Global wine output rebounded in 2018

With 282 million hectolitres (mhl), 2018 vitivinicultural production is one of the highest since 2000.

  • In Europe: Italy (48.5 mhl), France (46.4 mhl) and Spain (40.9 mhl) recorded very high production levels. Germany (9.8 mhl), Romania (5.2 mhl), Hungary (3.4 mhl)and Austria (3.0 mhl) have also forecasted harvests above their 5-year averages.Portugal (5.3 mhl) and Greece (2.2 mhl) were the only countries to see a decrease in production compared with 2017.
  • Production levels in the United States (23.9 mhl) have remained stable for 3 years.
  • In South Africa, drought significantly impacted 2018 production (9.5 mhl).
  • South American production levels were very high. In Argentina (14.5 mhl) vinified production increased by 23% compared with the previous year, and in Chile
    (12.9 mhl) it grew by 36%. Brazil (3.0 mhl) reached a high level, even if its production fell compared with the very strong 2017 production.
  • Australian wine production (12.5 mhl) declined compared with that of the previous year and New Zealand production (3.0 mhl) remained at a very high level.

In the European Union (EU), the harvest volume will be 19% higher than the previous year’s levels. Wine production, excluding juice and musts, is estimated at 168.4 mhl – which is asignificant increase of 27.2 mhl compared with the low 2017 production (141.1 mhl).

In the main European producing countries, estimates for the 2018 harvest are higher than those of the year before. In Italy, production increased by 14% compared with 2017 and established itself at 48.5 mhl, in line with the 5-year average.

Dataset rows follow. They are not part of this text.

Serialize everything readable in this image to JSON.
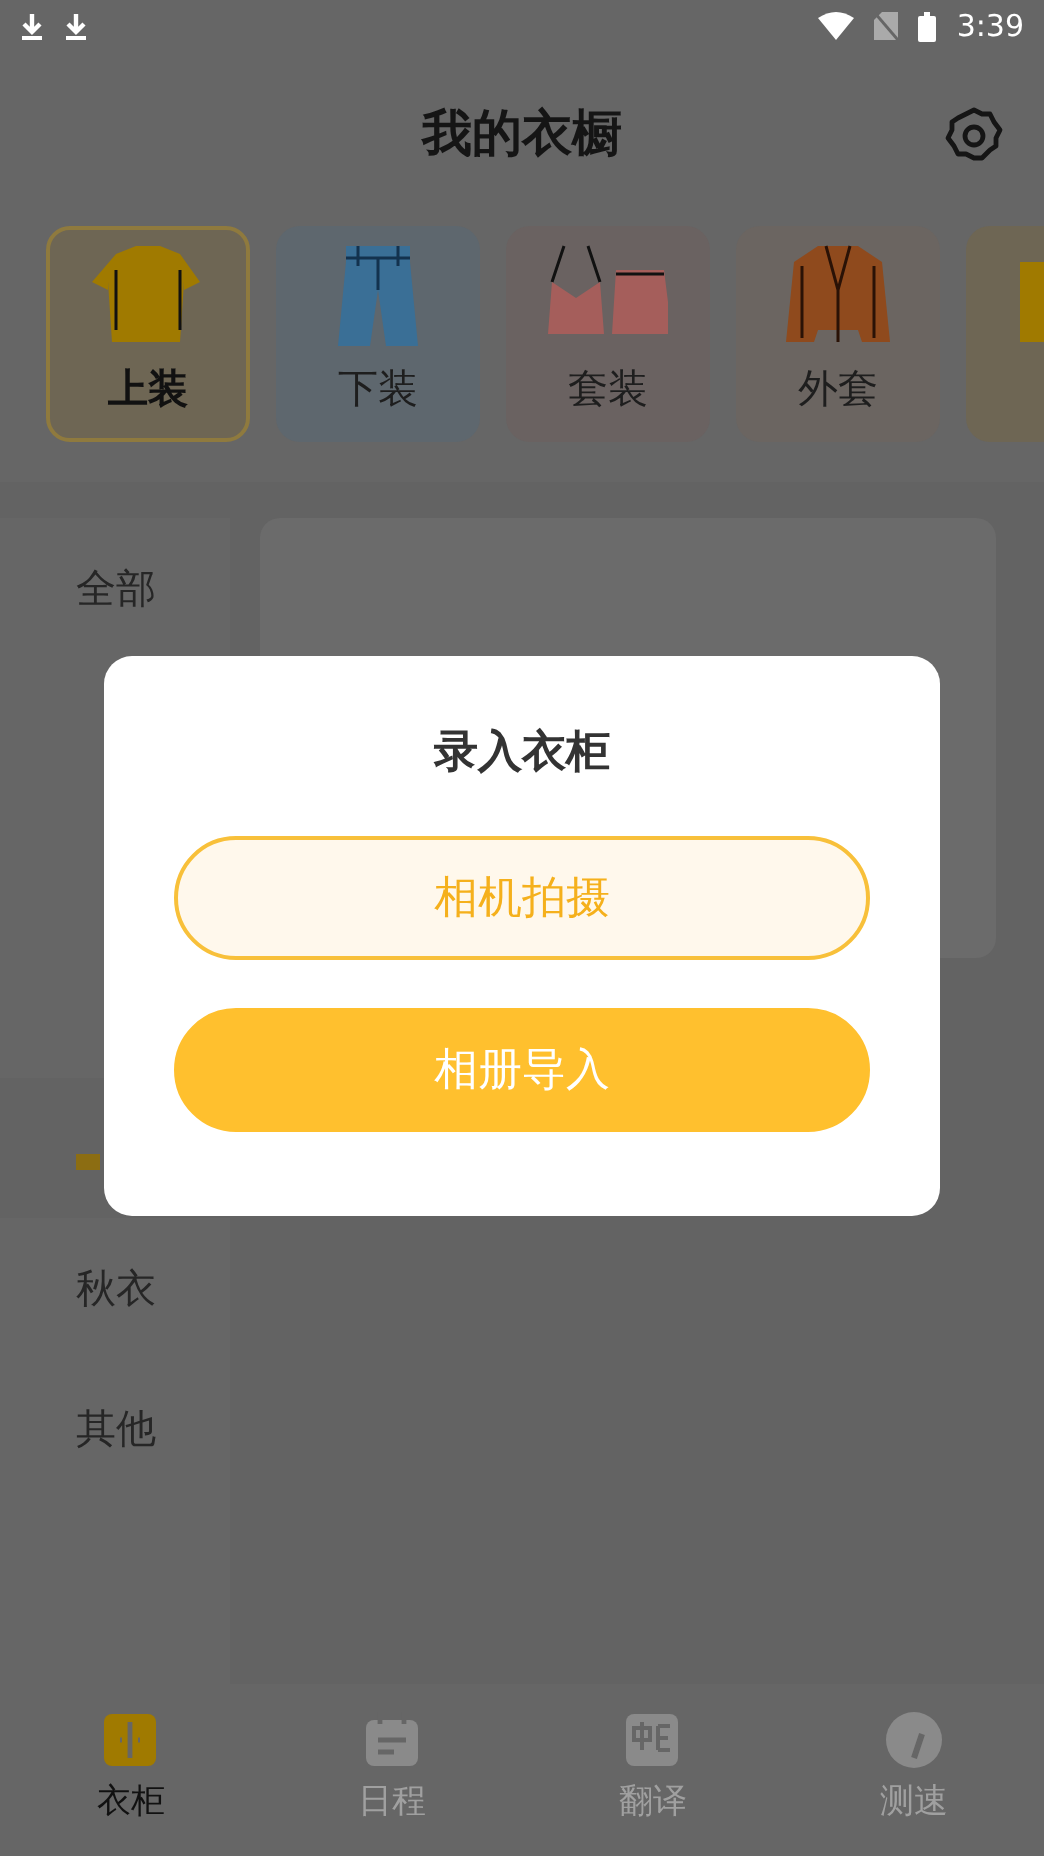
{
  "status_bar": {
    "time": "3:39"
  },
  "header": {
    "title": "我的衣橱"
  },
  "categories": [
    {
      "label": "上装",
      "selected": true,
      "color": "#6e6654"
    },
    {
      "label": "下装",
      "selected": false,
      "color": "#5e676e"
    },
    {
      "label": "套装",
      "selected": false,
      "color": "#6a6261"
    },
    {
      "label": "外套",
      "selected": false,
      "color": "#6b6561"
    },
    {
      "selected": false,
      "color": "#6e6654"
    }
  ],
  "sidebar": {
    "items": [
      {
        "label": "全部",
        "selected": false
      },
      {
        "selected": false
      },
      {
        "selected": false
      },
      {
        "selected": false
      },
      {
        "selected": true
      },
      {
        "label": "秋衣",
        "selected": false
      },
      {
        "label": "其他",
        "selected": false
      }
    ]
  },
  "dialog": {
    "title": "录入衣柜",
    "buttons": [
      {
        "label": "相机拍摄",
        "kind": "outline"
      },
      {
        "label": "相册导入",
        "kind": "filled"
      }
    ]
  },
  "tab_bar": [
    {
      "label": "衣柜",
      "selected": true
    },
    {
      "label": "日程",
      "selected": false
    },
    {
      "label": "翻译",
      "selected": false
    },
    {
      "label": "测速",
      "selected": false
    }
  ]
}
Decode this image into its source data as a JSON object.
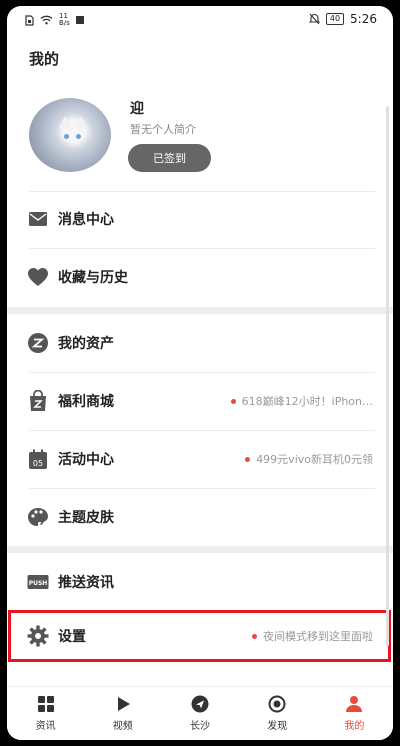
{
  "status_bar": {
    "network_speed_value": "11",
    "network_speed_unit": "B/s",
    "battery": "40",
    "time": "5:26"
  },
  "page_title": "我的",
  "profile": {
    "name": "迎",
    "bio": "暂无个人简介",
    "signin_label": "已签到"
  },
  "section1": [
    {
      "label": "消息中心",
      "icon": "mail-icon"
    },
    {
      "label": "收藏与历史",
      "icon": "heart-icon"
    }
  ],
  "section2": [
    {
      "label": "我的资产",
      "icon": "asset-icon",
      "hint": ""
    },
    {
      "label": "福利商城",
      "icon": "shopping-bag-icon",
      "hint": "618巅峰12小时！iPhon…"
    },
    {
      "label": "活动中心",
      "icon": "calendar-icon",
      "hint": "499元vivo新耳机0元领"
    },
    {
      "label": "主题皮肤",
      "icon": "palette-icon",
      "hint": ""
    }
  ],
  "section3": [
    {
      "label": "推送资讯",
      "icon": "push-icon",
      "badge": "PUSH"
    },
    {
      "label": "设置",
      "icon": "gear-icon",
      "hint": "夜间模式移到这里面啦"
    }
  ],
  "bottom_nav": [
    {
      "label": "资讯",
      "icon": "grid-icon"
    },
    {
      "label": "视频",
      "icon": "play-icon"
    },
    {
      "label": "长沙",
      "icon": "location-arrow-icon"
    },
    {
      "label": "发现",
      "icon": "target-icon"
    },
    {
      "label": "我的",
      "icon": "person-icon",
      "active": true
    }
  ],
  "colors": {
    "accent": "#e64b3c",
    "highlight_border": "#e8141e",
    "icon_gray": "#555555"
  }
}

In France (46.4 mhl) and in Spain (40.9 mhl), with rises of 27% and 26% respectively compared with 2017, estimated levels are higher than the average for the last 5 years.

In Germany (9.8 mhl), production increased by 2.3 mhl compared with the preceding year. This level of production is likely to be the highest in the last 10 years. In Romania (5.2 mhl), after 4 years of production at an average level, 2018 should exceed the already very high levels of 2013. In Hungary (3.4 mhl) and in Austria (3.0 mhl), production will also be very strong compared with recent years.

Portugal and Greece were the only countries to see a reduced harvest compared with their 2017 volumes. In Portugal (5.3 mhl), weather conditions favourable to bouts of downy and powdery mildew greatly impacted 2018 production, with a drop of 22% compared with 2017. 2018 production is set to be the lowest in the last 6 years. In Greece, vinified production should arrive at 2.2 mhl – a fall of 15% compared with 2017. This follows the downward trend in production observed since 2003.

In the main wine-producing countries outside the EU, the level of vinified production in 2018 was higher than the average for the 5 previous years.

The United States, with 23.9 mhl vinified (-2%/2017), recorded a high level of production for the third year running, thus confirming its position as the 4th biggest global producer.

In the southern hemisphere, 2018 production in Chile established itself at 12.9 mhl – an increase in production of 36% compared with 2017. Argentina, after 2 years of very low production, returned to a high level in 2018 (14.5 mhl, equating to +23%/2017). In Brazil, despite a decrease in 2018 production compared with 2017 (-17%), it is still set to remain at a high level (3.0 mhl).

In South Africa, drought significantly impacted 2018 production (9.5 mhl), with a decline of 12% compared with 2017. The country recorded its lowest production level since 2012.

In Australia, after the 2 very sizeable harvests of 2016 (13.1 mhl) and 2017 (13.7 mhl), 2018 production (12.5 mhl) saw a drop of 9%. Despite this drop, the vinified level remained high in relation to the 5-year average. In New Zealand, production increased compared with the preceding year and stood at a high level of 3.0 mhl, which is the 3rd highest production recorded in the country.